Everyone feels sad or blue occasionally, but some people feel down more often than is healthy. While ordinary sadness passes with time, depression is more serious and lasts longer. In fact, depression is a common and treatable form of mental illness.

The good news is, if you believe that you or someone you know may suffer from depression, help is readily available. With the support of family and friends, plus therapy or medication recommended by your doctor, it is possible to overcome depression. But first, you must learn to recognize the symptoms of depression and be aware of the resources available for treatment.

How Is Depression Diagnosed?
According to the Mayo Clinic, depression often goes undiagnosed. However, if your doctor suspects you may have depression, a number of medical tests can help to confirm a diagnosis and rule out other conditions:

  • Questionnaire: During a routine medical visit, your doctor or primary care physician may ask you about how you've been feeling and what your mood has been like. You may be asked to take a short questionnaire. This will help your doctor identify your symptoms.
  • Physical exam: Your doctor may want you to have a physical exam to provide information about your heart rate, blood pressure, and other vital signs.
  • Lab tests: A blood test called a "complete blood count" and a thyroid test can help rule out other conditions. Certain health conditions, such as thyroid problems, may cause symptoms similar to depression.
  • Psychological tests. Your doctor may want to refer you to a psychologist or other mental health provider, who can administer a more detailed psychological evaluation. This evaluation can help assess your feelings, thoughts, and patterns of behavior that may indicate depression.

What Are the Symptoms of Depression?
In order to diagnose you with depression, your healthcare provider will need to determine that you have certain symptoms that are described in a medical guide called the Diagnostic and Statistical Manual of Mental Disorders, or DSM. This manual is published by the American Psychiatric Association.

Depression has many symptoms. You may be suffering from depression if you have experienced at least five of these symptoms over the course of the last two weeks:

  • Feeling decreased enjoyment or no pleasure in your daily activities throughout the day, most days of the week
  • Feeling a depressed mood (sad or tearful) throughout the day, most days of the week
  • Sleeping problems: either trouble sleeping or an increased desire to sleep on most days
  • Fatigue or decreased energy on most days
  • Observable restlessness or slowed behavior
  • Weight or appetite changes: weight loss without dieting, weight gain, or a change in appetite on most days
  • Feelings of excessive guilt or worthlessness on most days
  • Indecisiveness or difficulty concentrating on most days
  • Recurring thoughts of suicide or attempting suicide

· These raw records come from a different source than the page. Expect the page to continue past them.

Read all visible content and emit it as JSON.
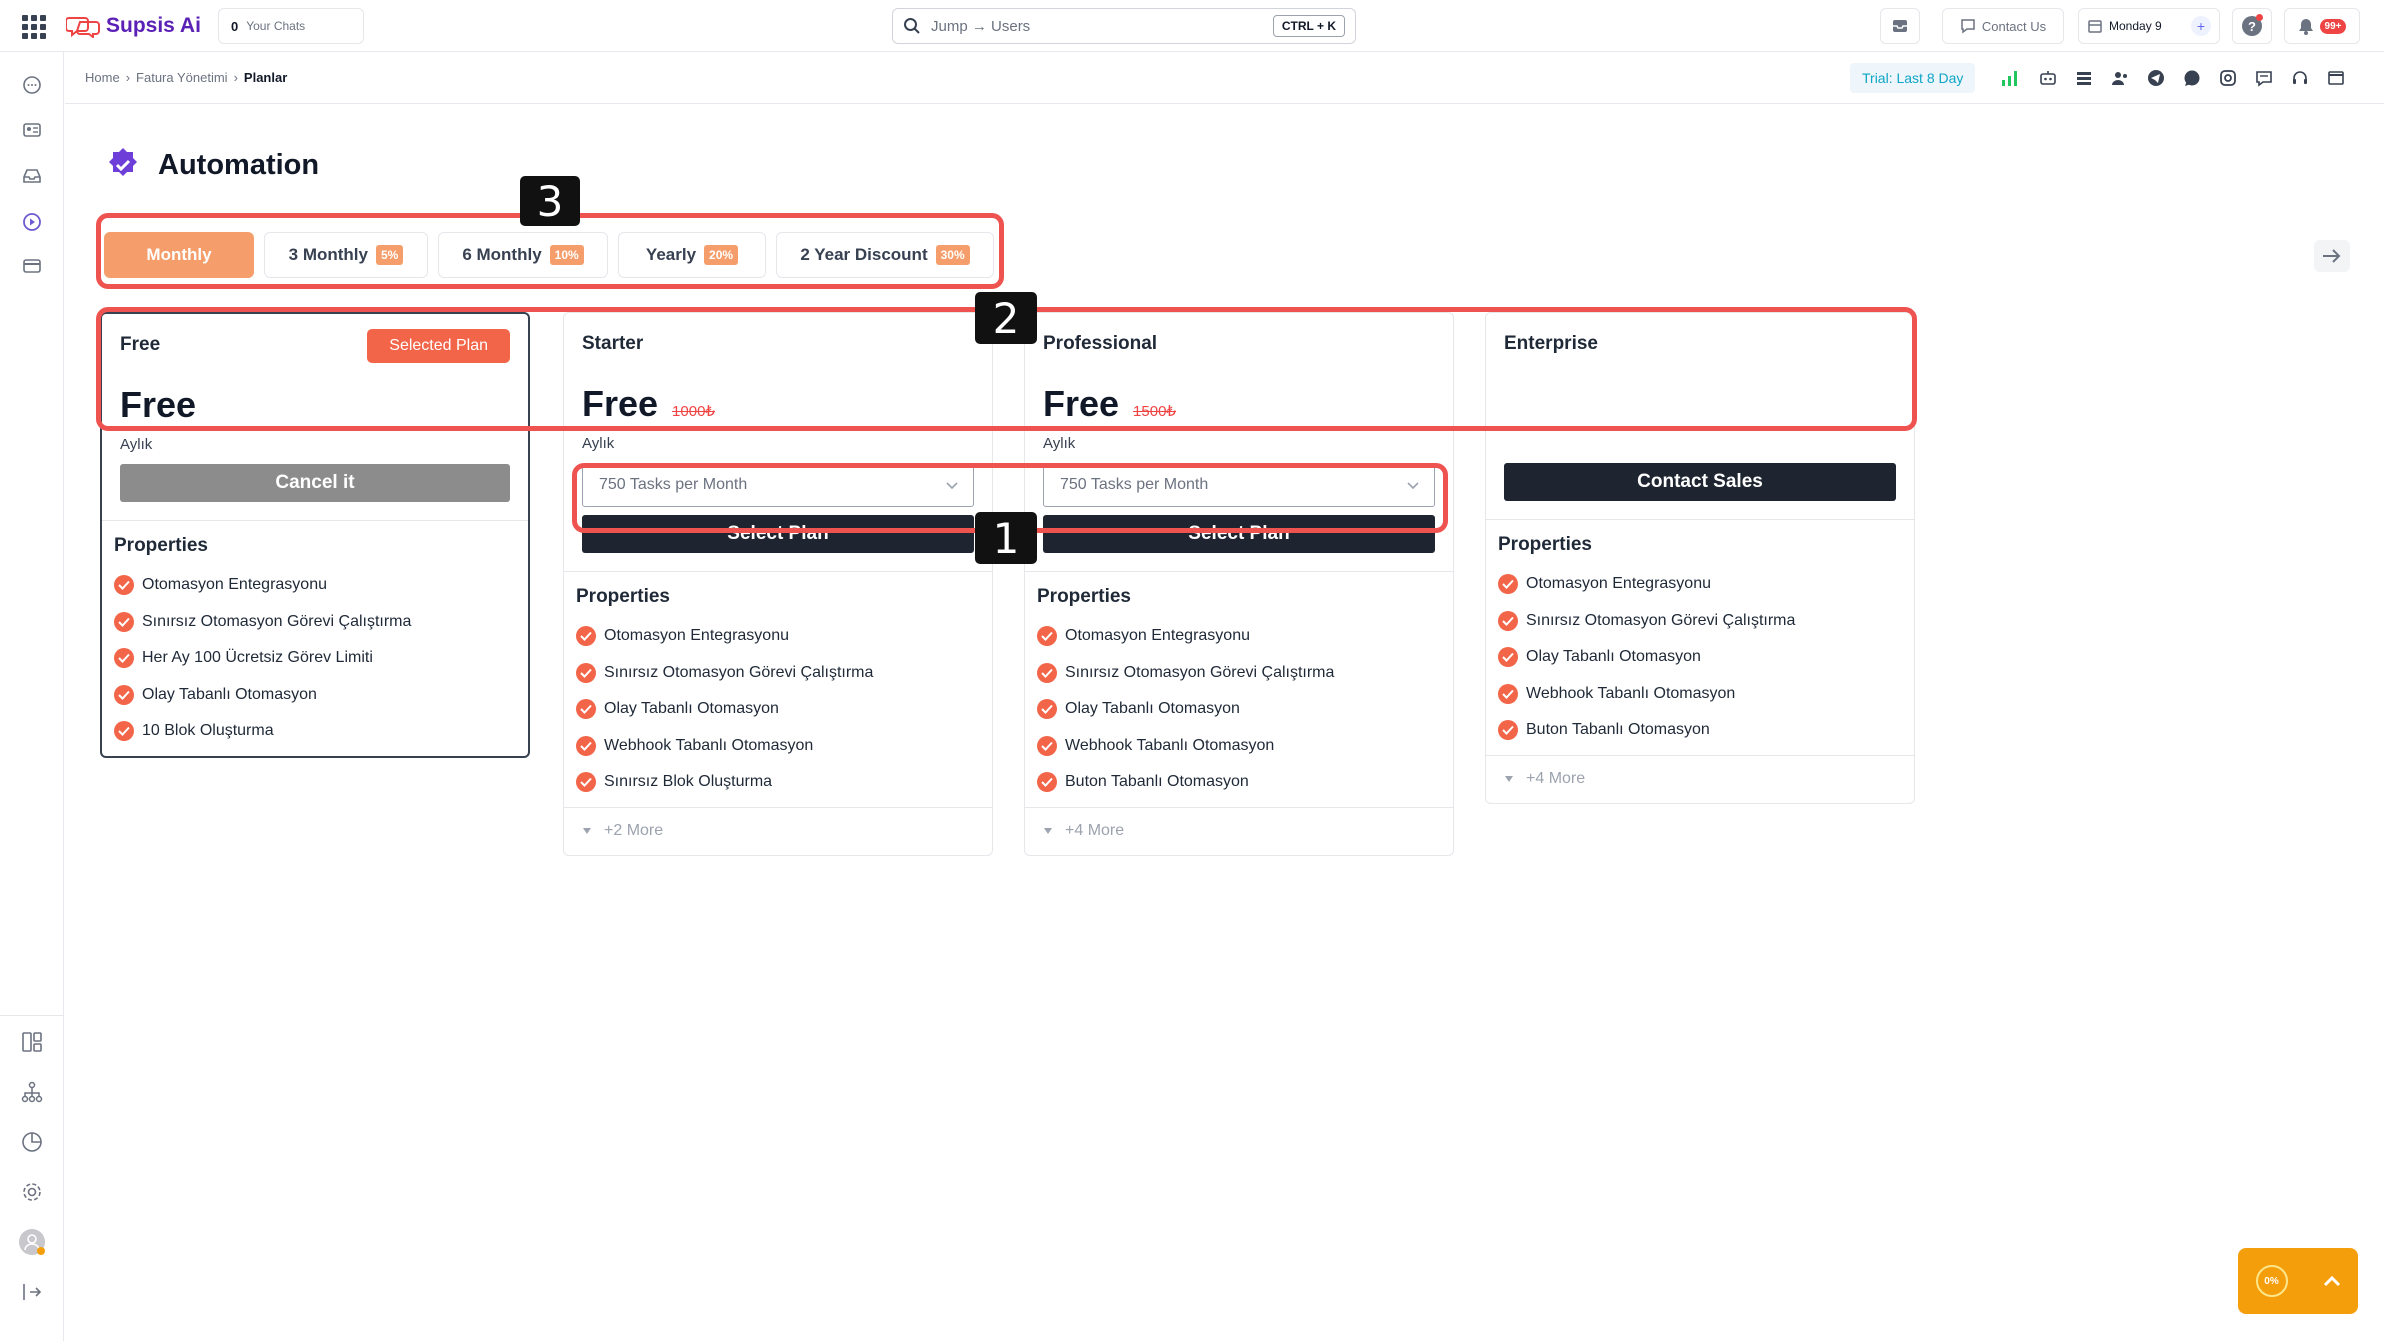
{
  "app": {
    "name": "Supsis Ai",
    "your_chats_count": "0",
    "your_chats_label": "Your Chats",
    "search_placeholder": "Jump → Users",
    "search_shortcut": "CTRL + K",
    "contact_us": "Contact Us",
    "day_label": "Monday 9",
    "notifications_badge": "99+"
  },
  "breadcrumb": [
    "Home",
    "Fatura Yönetimi",
    "Planlar"
  ],
  "trial": "Trial: Last 8 Day",
  "page": {
    "title": "Automation"
  },
  "period_tabs": [
    {
      "label": "Monthly",
      "discount": "",
      "active": true
    },
    {
      "label": "3 Monthly",
      "discount": "5%"
    },
    {
      "label": "6 Monthly",
      "discount": "10%"
    },
    {
      "label": "Yearly",
      "discount": "20%"
    },
    {
      "label": "2 Year Discount",
      "discount": "30%"
    }
  ],
  "plans": [
    {
      "name": "Free",
      "badge": "Selected Plan",
      "price": "Free",
      "old_price": "",
      "period": "Aylık",
      "button": "Cancel it",
      "properties_title": "Properties",
      "properties": [
        "Otomasyon Entegrasyonu",
        "Sınırsız Otomasyon Görevi Çalıştırma",
        "Her Ay 100 Ücretsiz Görev Limiti",
        "Olay Tabanlı Otomasyon",
        "10 Blok Oluşturma"
      ]
    },
    {
      "name": "Starter",
      "price": "Free",
      "old_price": "1000₺",
      "period": "Aylık",
      "select_value": "750 Tasks per Month",
      "button": "Select Plan",
      "properties_title": "Properties",
      "properties": [
        "Otomasyon Entegrasyonu",
        "Sınırsız Otomasyon Görevi Çalıştırma",
        "Olay Tabanlı Otomasyon",
        "Webhook Tabanlı Otomasyon",
        "Sınırsız Blok Oluşturma"
      ],
      "more": "+2 More"
    },
    {
      "name": "Professional",
      "price": "Free",
      "old_price": "1500₺",
      "period": "Aylık",
      "select_value": "750 Tasks per Month",
      "button": "Select Plan",
      "properties_title": "Properties",
      "properties": [
        "Otomasyon Entegrasyonu",
        "Sınırsız Otomasyon Görevi Çalıştırma",
        "Olay Tabanlı Otomasyon",
        "Webhook Tabanlı Otomasyon",
        "Buton Tabanlı Otomasyon"
      ],
      "more": "+4 More"
    },
    {
      "name": "Enterprise",
      "button": "Contact Sales",
      "properties_title": "Properties",
      "properties": [
        "Otomasyon Entegrasyonu",
        "Sınırsız Otomasyon Görevi Çalıştırma",
        "Olay Tabanlı Otomasyon",
        "Webhook Tabanlı Otomasyon",
        "Buton Tabanlı Otomasyon"
      ],
      "more": "+4 More"
    }
  ],
  "annotations": [
    "1",
    "2",
    "3"
  ],
  "progress": "0%",
  "colors": {
    "accent": "#f59e6b",
    "selected_badge": "#f26549",
    "dark_button": "#1f2530",
    "annotation": "#ef5350"
  }
}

A diagnosis of depression is usually only made if one of your symptoms is a depressed mood, a loss of interest, or loss of the ability to experience pleasure.

Put It in Practice: Take a Step Toward Health and Happiness
When you learn the difference between depression and everyday blues, you'll be better equipped to decide whether you might need help. There's no need to suffer in silence. There are many effective forms of treatment for depression. Often a combination of psychotherapy and medication can help you start to feel better within a few weeks. If you think you may be experiencing depression, don't delay: Talk to your doctor, psychologist, or other mental health counselor. Your healthcare provider can help you determine whether you have depression and possible treatment options.